To close the parentheses and come back to our digital land, clicks are extremely important to determine and differentiate, especially in relation to sessions and users for Google. 

What Is a Click vs. What Is a Session for Google? 

To put it very simply, when you look at your Google Ads data, “clicks” are the number of times users have clicked on your ads. 

Sessions, on the other hand, represent the total number of sessions your users have initiated. 

On the surface, this seems like mere gibberish talk. But it is actually important for you to understand the difference between clicks and sessions in Google (because it will help you gain a much deeper understanding of how your data works for you). 

For example, users can click on your ads multiple times, but when that happens during the same session, Google will basically recognize the separate pageviews as one session. 

Furthermore, someone might click on your ad once, but record two sessions for it. For instance, if they see your Display ad on a page, click it, and then bookmark it, they can return to it without recording another click per se. 

Another common example is users who click on your ads but do not load the landing page they were led to. In this case, the clicks are recorded, but the sessions are not recorded. 

What Is a Click vs. What Is a User for Google? 

This sounds like another silly question. Normally, one user would record one or a few clicks, but never a number of clicks that looks like a bot (think of hundreds of clicks, for example). 

Even more, sometimes clicks can be recorded, but if the user has stopped the landing page from loading completely, he will not be recorded in Analytics (just like in the aforementioned example with Google’s sessions). 

Clicks, Click Fraud, and Click Bots 

When you run PPC campaigns, knowing what is a click (and how you are charged for it) can make all the difference in the world.

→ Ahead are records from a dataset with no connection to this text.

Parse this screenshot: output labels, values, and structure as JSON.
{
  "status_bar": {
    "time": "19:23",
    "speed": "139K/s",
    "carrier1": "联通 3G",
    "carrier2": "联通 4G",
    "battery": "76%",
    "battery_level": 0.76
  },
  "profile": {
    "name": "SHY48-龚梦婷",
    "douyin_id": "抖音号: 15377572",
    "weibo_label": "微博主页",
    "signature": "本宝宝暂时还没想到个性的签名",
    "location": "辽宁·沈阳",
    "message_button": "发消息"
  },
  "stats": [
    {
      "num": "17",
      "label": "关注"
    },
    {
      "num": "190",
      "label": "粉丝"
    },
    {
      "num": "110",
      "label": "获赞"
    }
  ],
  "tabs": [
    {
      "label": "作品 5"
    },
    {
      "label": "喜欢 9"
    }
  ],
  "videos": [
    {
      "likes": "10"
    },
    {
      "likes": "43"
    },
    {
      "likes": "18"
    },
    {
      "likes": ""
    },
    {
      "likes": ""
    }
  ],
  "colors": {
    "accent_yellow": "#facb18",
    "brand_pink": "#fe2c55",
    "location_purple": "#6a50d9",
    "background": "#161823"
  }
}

Here's why the question of "what is a click" bears so much importance:

When you run Google Ads campaigns, you pay for every click your ad records. This is why it is extremely important to make sure that each and every click is valid (and coming from a lead with good potential). 

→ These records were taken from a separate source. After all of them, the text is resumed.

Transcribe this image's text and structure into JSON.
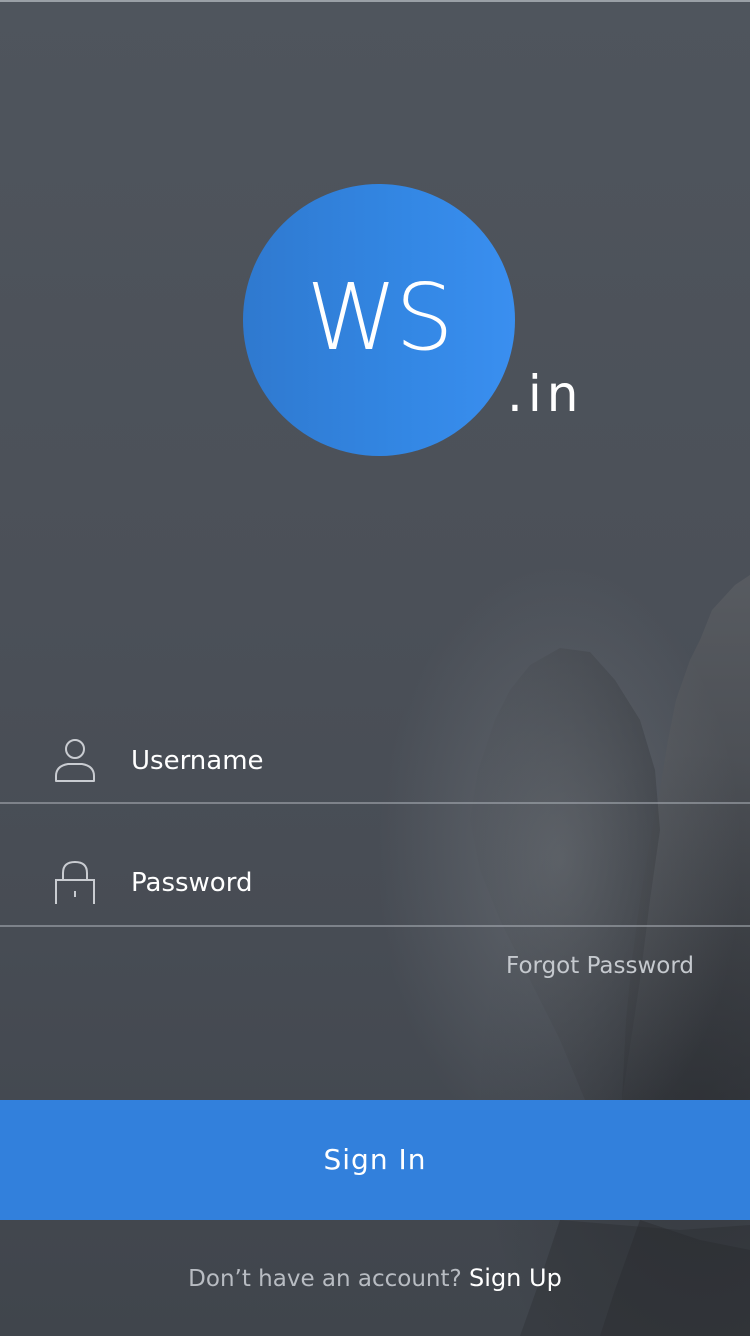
{
  "logo": {
    "initials": "WS",
    "suffix": ".in"
  },
  "form": {
    "username_placeholder": "Username",
    "password_placeholder": "Password",
    "forgot_password": "Forgot Password"
  },
  "actions": {
    "sign_in": "Sign In"
  },
  "footer": {
    "prompt": "Don’t have an account?",
    "signup_link": "Sign Up"
  },
  "icons": {
    "username": "user-icon",
    "password": "lock-icon"
  },
  "colors": {
    "accent": "#3280dc",
    "logo_gradient_start": "#2f79cf",
    "logo_gradient_end": "#3a8ff0",
    "background": "#4b5058",
    "muted_text": "#c5c9ce"
  }
}
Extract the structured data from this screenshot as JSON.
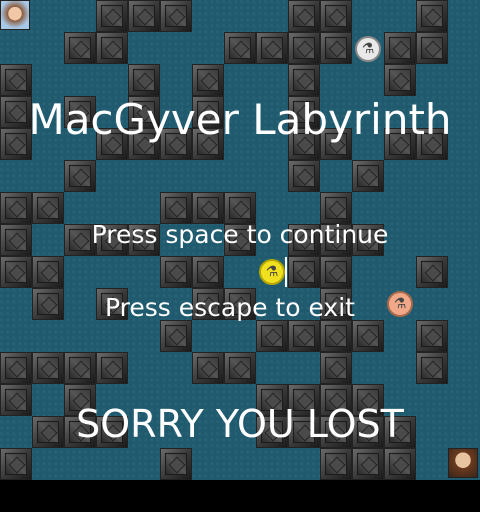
{
  "title": "MacGyver Labyrinth",
  "prompt_continue": "Press space to continue",
  "prompt_exit": "Press escape to exit",
  "result": "SORRY YOU LOST",
  "colors": {
    "floor": "#1f5a6e",
    "wall": "#3a3a3a",
    "text": "#ffffff"
  },
  "icons": {
    "player": "macgyver-avatar",
    "guard": "guardian-avatar",
    "items": [
      "needle-icon",
      "ether-icon",
      "tube-icon"
    ]
  },
  "maze": [
    "...###...##..#",
    "..##...####.##",
    "#...#.#..#..#.",
    "#.#.#.#..#....",
    "#..####..##.##",
    "..#......#.#..",
    "##...###..#...",
    "#.###..#.###..",
    "##...##..##..#",
    ".#.#..##..#...",
    ".....#..####.#",
    "####..##..#..#",
    "#.#.....####..",
    ".###....#####.",
    "#....#....###."
  ]
}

If the clicks recorded on your ads are not valid, it basically means you’re just burning money on something that will never convert-- either because those clicks come from your competition or click bots/ click farms or because they come from people who are highly unlikely to make a purchase. 

For example, if you sell fishing equipment and your ads are placed (ahem, cough, cough, by Google “Smart” Campaigns, for example) on a site that reviews ladies’ shoes, it is highly unlikely that you’ll get any results. 

Likewise, if your ads get thousands of clicks but they come from click farms and click bots, you are, again, in trouble. Believe it or not, click fraud is a major, multi-billion dollar issue that affects advertisers large and small (and you know it is actually MASSIVE when giants like Uber get click frauded too). 

The issue with click fraud is that Google doesn’t do enough to provide users with the data transparency they need. More often than not, you don’t know where your clicks are coming from and why you are paying for them -- and especially if you use Google’s so-called “Smart Campaigns” (which sounds like a quick “solution”, but fails to deliver results and can dramatically influence your ROAS in a negative sense). 

Here at ClickGUARD, we give data control back to users by providing them with a tool that allows them to forensically analyze all clicks -- and block those coming from fraudulent sources. We’re big on transparency, and we’ll stay this way forever and ever and ever or for as long as clicks and PPC exist (whichever comes first). 

Jason is a passionate data-driven specialist with extensive PPC & SEO experience. When not writing about SEM he can be found surfboarding the wildest ocean waves of the Argentinian coast.